By Nikki Harper | Guest Writer
Mindfulness meditation can change lives. From an enhanced sense of oneness with the world to the easing of depression and anxiety, through to the physical benefits on physiological stress levels, heart health and healing, there are a thousand and one reasons to practice mindfulness. But if you’re a total beginner, is it really as easy as ‘just sit there for a few minutes and day and be aware of your surroundings’? Nope. Not at all.
Getting started with mindfulness can be tough. There’s always something else to worry about it, something else to do, somewhere else to be. You might sit to meditate once in a blue moon and then wonder why it’s not working, or you might constantly put it off, deciding to start your mindfulness practice ‘tomorrow’, ‘next week’, ‘once this project is done’. The truth is that the only good time to start a mindfulness practice is NOW – and here are some top tips to help you get started and stick at it.
Make Time for Mindfulness
If you’re going to get started, you’re going to have make it happen. That means prioritizing your desire to start a mindfulness practice and not constantly putting it off or letting it slide down your list. Of course you’re busy. But if you ever have time to sit down and watch TV, read a book, have a coffee, daydream or even brush your teeth, then you have time for mindfulness – it’s simply a matter of choosing to undertake this process. Start today. Read a basic guide to what mindfulness actually is – like this one – and then choose to begin.
You can practice mindfulness in numerous ways, including through mindful walking or other physical activities – mindful chores, even. However, for the complete beginner, the easiest way to start is through mindful breathing. This is exactly what it sounds like – simply sit quietly and comfortably for a few moments, and concentrate on your own breathing. Once you are in the habit and you know what to expect from mindfulness, you can move on to other types of meditative practice.
To get the maximum benefit from mindfulness, it needs to be a daily practice, even if it’s only five minutes a day. Again, this comes down to prioritizing, and also to making intelligent choices – if you can, pick a time of day when you know you’re going to be reliably able to do this. Meditating at the same time and in the same place each day is not necessary – you can meditate anytime, anywhere – but it is helpful when you’re trying to get into a rhythm.
There’s a reason why daily spiritual practices are called practices – not because practice makes perfect, but because we are always learning, on a daily basis.
Get Your ‘Stuff’ Out of Your Head
If you’re anything like me, the moment you sit down with the intention of meditating, that’s exactly when your most panicked, urgent thoughts will crop up. Have you answered that urgent email? Did you forget this? Did you attend to that? Did you remember to get the ingredients you need for dinner?
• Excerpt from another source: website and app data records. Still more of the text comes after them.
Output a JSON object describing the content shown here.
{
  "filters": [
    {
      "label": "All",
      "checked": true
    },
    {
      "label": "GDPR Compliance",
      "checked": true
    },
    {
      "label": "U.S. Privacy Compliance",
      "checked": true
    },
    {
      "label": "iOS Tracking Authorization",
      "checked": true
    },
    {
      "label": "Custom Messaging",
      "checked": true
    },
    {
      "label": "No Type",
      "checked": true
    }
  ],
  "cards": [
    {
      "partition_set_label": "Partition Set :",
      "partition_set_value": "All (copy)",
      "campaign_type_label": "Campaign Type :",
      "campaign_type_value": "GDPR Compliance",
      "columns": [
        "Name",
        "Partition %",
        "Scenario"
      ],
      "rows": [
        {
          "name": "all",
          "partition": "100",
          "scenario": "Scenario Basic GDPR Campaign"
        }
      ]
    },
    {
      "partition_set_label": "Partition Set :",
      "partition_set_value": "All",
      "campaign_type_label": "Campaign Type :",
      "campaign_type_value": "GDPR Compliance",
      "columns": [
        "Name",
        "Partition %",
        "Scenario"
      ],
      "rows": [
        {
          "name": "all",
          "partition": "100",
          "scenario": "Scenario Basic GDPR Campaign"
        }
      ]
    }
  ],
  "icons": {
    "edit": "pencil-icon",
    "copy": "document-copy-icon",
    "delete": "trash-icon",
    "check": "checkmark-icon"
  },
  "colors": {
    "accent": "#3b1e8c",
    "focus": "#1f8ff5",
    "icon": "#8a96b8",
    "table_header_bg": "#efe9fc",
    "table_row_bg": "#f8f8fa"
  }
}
If you try to start mindfulness with all this swirling in your head, you’re on a hiding to nowhere. So get your ‘stuff’ out of your head. Give yourself a moment or two at the start of every session where you write down or note down on your phone all of the intrusive ‘did you, have you, shouldn’t you?’ thoughts which are crowding your mind. The physical act of doing this will reassure your mind that you’re not going to forget anything important – whatever needs doing, you can attend to it after your mindful moments are up.
Use a Simple Object as a Mindfulness Tool
It’s daunting for beginners to just ‘clear your mind’ – and in any case, that’s not what mindfulness is really about. It’s not about thinking nothing, it’s about being mindful, aware and observant of what you are thinking and what you are doing. Many beginners find it helpful to pick a very simple object to focus on during a mindfulness session. We’re talking really simple here. A ping pong ball. An apple. A biro. A small crystal. Something you can hold in your hands, if you wish, or simply look at, but which is not complex in shape, colour, decorating or backstory. As you meditate, concentrate on the object, allowing yourself to feel it or allowing your eyes to wander over it, being fully aware of it.
Observe, Don’t Judge
At some point during your mindfulness practice – probably every few seconds when you first begin – your mind is going to wander. And that’s OK. That’s expected. It will get better, over time, and your mind will wander less and less. When you find a random thought popping into your head, acknowledge it, park it and return to your focus. Your task is to observe that this thought has arrived, not to get frustrated with yourself because it has arrived.
As you practice, you will eventually notice that you’re mindfulness is improving. How will you know? One day you’ll find yourself successfully parking distracting thoughts immediately rather than following them down a rabbit hole and having to consciously bring yourself back.
Use an App, If It Helps
There are a lot of mindfulness apps around these days. If you’re an app kinda person, you may find these useful or motivating. Check out some mindfulness apps here – they may not be right for you, but every little help when you’re trying to get started with a new habit is a blessing.
Armed with these tips, hopefully you will find it easier than you thought to establish a daily mindfulness practice and to reap the many benefits we know this brings. Don’t give up. After all, the more you struggle with mindfulness, the more you probably need it!
About the Author
Nikki Harper is a spiritualist writer, astrologer, and Wake Up World’s editor.